*** Opening of Records to use ***

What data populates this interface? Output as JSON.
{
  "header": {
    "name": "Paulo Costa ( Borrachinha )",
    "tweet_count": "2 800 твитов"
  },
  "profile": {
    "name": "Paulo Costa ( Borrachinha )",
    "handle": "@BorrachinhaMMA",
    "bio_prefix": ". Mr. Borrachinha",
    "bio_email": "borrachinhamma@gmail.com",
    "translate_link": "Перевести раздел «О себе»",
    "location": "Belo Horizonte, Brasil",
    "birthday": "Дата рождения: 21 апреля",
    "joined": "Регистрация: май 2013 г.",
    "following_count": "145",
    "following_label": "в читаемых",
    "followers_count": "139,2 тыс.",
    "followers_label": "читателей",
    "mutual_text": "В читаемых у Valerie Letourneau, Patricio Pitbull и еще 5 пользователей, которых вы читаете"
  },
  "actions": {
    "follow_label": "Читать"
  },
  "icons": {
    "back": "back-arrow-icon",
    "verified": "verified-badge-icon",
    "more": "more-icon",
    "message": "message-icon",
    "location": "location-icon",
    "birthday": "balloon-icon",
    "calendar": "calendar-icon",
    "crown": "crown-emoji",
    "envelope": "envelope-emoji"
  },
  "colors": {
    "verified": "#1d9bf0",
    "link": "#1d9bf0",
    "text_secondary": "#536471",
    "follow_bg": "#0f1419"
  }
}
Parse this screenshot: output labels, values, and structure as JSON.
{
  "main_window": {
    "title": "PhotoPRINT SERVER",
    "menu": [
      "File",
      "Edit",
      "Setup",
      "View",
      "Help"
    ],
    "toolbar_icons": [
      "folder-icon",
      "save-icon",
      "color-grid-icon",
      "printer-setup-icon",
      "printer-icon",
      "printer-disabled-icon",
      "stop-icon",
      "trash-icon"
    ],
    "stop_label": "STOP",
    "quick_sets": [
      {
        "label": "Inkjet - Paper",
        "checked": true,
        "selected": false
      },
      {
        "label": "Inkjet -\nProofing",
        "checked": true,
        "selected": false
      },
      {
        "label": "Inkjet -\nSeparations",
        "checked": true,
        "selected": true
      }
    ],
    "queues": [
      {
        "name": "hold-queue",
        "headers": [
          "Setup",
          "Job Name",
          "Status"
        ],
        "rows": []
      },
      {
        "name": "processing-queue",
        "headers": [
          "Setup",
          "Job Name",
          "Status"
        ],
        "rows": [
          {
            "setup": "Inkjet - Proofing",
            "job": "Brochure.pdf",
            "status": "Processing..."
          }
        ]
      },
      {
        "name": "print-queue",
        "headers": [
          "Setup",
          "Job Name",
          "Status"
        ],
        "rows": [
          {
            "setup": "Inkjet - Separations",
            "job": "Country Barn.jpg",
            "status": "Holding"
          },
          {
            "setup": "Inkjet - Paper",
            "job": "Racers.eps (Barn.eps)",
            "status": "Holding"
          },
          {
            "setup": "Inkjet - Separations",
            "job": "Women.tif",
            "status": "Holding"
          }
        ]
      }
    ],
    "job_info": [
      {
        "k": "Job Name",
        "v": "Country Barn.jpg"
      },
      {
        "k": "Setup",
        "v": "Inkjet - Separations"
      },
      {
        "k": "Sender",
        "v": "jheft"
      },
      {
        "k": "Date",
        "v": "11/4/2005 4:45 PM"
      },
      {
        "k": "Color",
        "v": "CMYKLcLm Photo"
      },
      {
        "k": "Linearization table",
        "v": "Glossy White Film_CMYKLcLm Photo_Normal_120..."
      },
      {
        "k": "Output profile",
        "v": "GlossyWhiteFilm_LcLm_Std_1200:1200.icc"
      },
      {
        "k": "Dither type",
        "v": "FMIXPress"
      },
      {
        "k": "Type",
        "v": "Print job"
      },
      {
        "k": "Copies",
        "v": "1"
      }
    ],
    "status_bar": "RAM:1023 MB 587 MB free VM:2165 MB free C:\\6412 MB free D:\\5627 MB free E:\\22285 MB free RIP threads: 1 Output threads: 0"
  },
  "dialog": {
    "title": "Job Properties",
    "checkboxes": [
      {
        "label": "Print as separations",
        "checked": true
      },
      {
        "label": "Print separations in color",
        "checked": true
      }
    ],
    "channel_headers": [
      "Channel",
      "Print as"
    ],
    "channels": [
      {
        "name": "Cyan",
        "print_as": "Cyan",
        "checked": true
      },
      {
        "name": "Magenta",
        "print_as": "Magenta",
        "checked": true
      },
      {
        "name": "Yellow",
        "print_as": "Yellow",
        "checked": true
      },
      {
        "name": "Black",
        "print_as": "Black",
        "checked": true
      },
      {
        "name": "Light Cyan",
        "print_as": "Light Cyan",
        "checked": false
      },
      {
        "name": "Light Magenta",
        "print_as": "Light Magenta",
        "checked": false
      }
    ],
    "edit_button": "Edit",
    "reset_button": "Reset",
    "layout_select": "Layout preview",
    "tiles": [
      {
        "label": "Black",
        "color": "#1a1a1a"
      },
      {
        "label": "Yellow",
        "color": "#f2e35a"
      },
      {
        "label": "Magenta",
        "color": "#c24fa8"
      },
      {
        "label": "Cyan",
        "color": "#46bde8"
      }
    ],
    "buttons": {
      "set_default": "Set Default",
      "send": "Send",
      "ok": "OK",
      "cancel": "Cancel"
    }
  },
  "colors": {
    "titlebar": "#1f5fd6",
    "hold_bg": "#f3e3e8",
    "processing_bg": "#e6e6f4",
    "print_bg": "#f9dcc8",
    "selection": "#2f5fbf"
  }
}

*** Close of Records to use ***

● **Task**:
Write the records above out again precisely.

● **Result**:
What data populates this interface? Output as JSON.
{
  "header": {
    "name": "Paulo Costa ( Borrachinha )",
    "tweet_count": "2 800 твитов"
  },
  "profile": {
    "name": "Paulo Costa ( Borrachinha )",
    "handle": "@BorrachinhaMMA",
    "bio_prefix": ". Mr. Borrachinha",
    "bio_email": "borrachinhamma@gmail.com",
    "translate_link": "Перевести раздел «О себе»",
    "location": "Belo Horizonte, Brasil",
    "birthday": "Дата рождения: 21 апреля",
    "joined": "Регистрация: май 2013 г.",
    "following_count": "145",
    "following_label": "в читаемых",
    "followers_count": "139,2 тыс.",
    "followers_label": "читателей",
    "mutual_text": "В читаемых у Valerie Letourneau, Patricio Pitbull и еще 5 пользователей, которых вы читаете"
  },
  "actions": {
    "follow_label": "Читать"
  },
  "icons": {
    "back": "back-arrow-icon",
    "verified": "verified-badge-icon",
    "more": "more-icon",
    "message": "message-icon",
    "location": "location-icon",
    "birthday": "balloon-icon",
    "calendar": "calendar-icon",
    "crown": "crown-emoji",
    "envelope": "envelope-emoji"
  },
  "colors": {
    "verified": "#1d9bf0",
    "link": "#1d9bf0",
    "text_secondary": "#536471",
    "follow_bg": "#0f1419"
  }
}
Parse this screenshot: output labels, values, and structure as JSON.
{
  "main_window": {
    "title": "PhotoPRINT SERVER",
    "menu": [
      "File",
      "Edit",
      "Setup",
      "View",
      "Help"
    ],
    "toolbar_icons": [
      "folder-icon",
      "save-icon",
      "color-grid-icon",
      "printer-setup-icon",
      "printer-icon",
      "printer-disabled-icon",
      "stop-icon",
      "trash-icon"
    ],
    "stop_label": "STOP",
    "quick_sets": [
      {
        "label": "Inkjet - Paper",
        "checked": true,
        "selected": false
      },
      {
        "label": "Inkjet -\nProofing",
        "checked": true,
        "selected": false
      },
      {
        "label": "Inkjet -\nSeparations",
        "checked": true,
        "selected": true
      }
    ],
    "queues": [
      {
        "name": "hold-queue",
        "headers": [
          "Setup",
          "Job Name",
          "Status"
        ],
        "rows": []
      },
      {
        "name": "processing-queue",
        "headers": [
          "Setup",
          "Job Name",
          "Status"
        ],
        "rows": [
          {
            "setup": "Inkjet - Proofing",
            "job": "Brochure.pdf",
            "status": "Processing..."
          }
        ]
      },
      {
        "name": "print-queue",
        "headers": [
          "Setup",
          "Job Name",
          "Status"
        ],
        "rows": [
          {
            "setup": "Inkjet - Separations",
            "job": "Country Barn.jpg",
            "status": "Holding"
          },
          {
            "setup": "Inkjet - Paper",
            "job": "Racers.eps (Barn.eps)",
            "status": "Holding"
          },
          {
            "setup": "Inkjet - Separations",
            "job": "Women.tif",
            "status": "Holding"
          }
        ]
      }
    ],
    "job_info": [
      {
        "k": "Job Name",
        "v": "Country Barn.jpg"
      },
      {
        "k": "Setup",
        "v": "Inkjet - Separations"
      },
      {
        "k": "Sender",
        "v": "jheft"
      },
      {
        "k": "Date",
        "v": "11/4/2005 4:45 PM"
      },
      {
        "k": "Color",
        "v": "CMYKLcLm Photo"
      },
      {
        "k": "Linearization table",
        "v": "Glossy White Film_CMYKLcLm Photo_Normal_120..."
      },
      {
        "k": "Output profile",
        "v": "GlossyWhiteFilm_LcLm_Std_1200:1200.icc"
      },
      {
        "k": "Dither type",
        "v": "FMIXPress"
      },
      {
        "k": "Type",
        "v": "Print job"
      },
      {
        "k": "Copies",
        "v": "1"
      }
    ],
    "status_bar": "RAM:1023 MB 587 MB free VM:2165 MB free C:\\6412 MB free D:\\5627 MB free E:\\22285 MB free RIP threads: 1 Output threads: 0"
  },
  "dialog": {
    "title": "Job Properties",
    "checkboxes": [
      {
        "label": "Print as separations",
        "checked": true
      },
      {
        "label": "Print separations in color",
        "checked": true
      }
    ],
    "channel_headers": [
      "Channel",
      "Print as"
    ],
    "channels": [
      {
        "name": "Cyan",
        "print_as": "Cyan",
        "checked": true
      },
      {
        "name": "Magenta",
        "print_as": "Magenta",
        "checked": true
      },
      {
        "name": "Yellow",
        "print_as": "Yellow",
        "checked": true
      },
      {
        "name": "Black",
        "print_as": "Black",
        "checked": true
      },
      {
        "name": "Light Cyan",
        "print_as": "Light Cyan",
        "checked": false
      },
      {
        "name": "Light Magenta",
        "print_as": "Light Magenta",
        "checked": false
      }
    ],
    "edit_button": "Edit",
    "reset_button": "Reset",
    "layout_select": "Layout preview",
    "tiles": [
      {
        "label": "Black",
        "color": "#1a1a1a"
      },
      {
        "label": "Yellow",
        "color": "#f2e35a"
      },
      {
        "label": "Magenta",
        "color": "#c24fa8"
      },
      {
        "label": "Cyan",
        "color": "#46bde8"
      }
    ],
    "buttons": {
      "set_default": "Set Default",
      "send": "Send",
      "ok": "OK",
      "cancel": "Cancel"
    }
  },
  "colors": {
    "titlebar": "#1f5fd6",
    "hold_bg": "#f3e3e8",
    "processing_bg": "#e6e6f4",
    "print_bg": "#f9dcc8",
    "selection": "#2f5fbf"
  }
}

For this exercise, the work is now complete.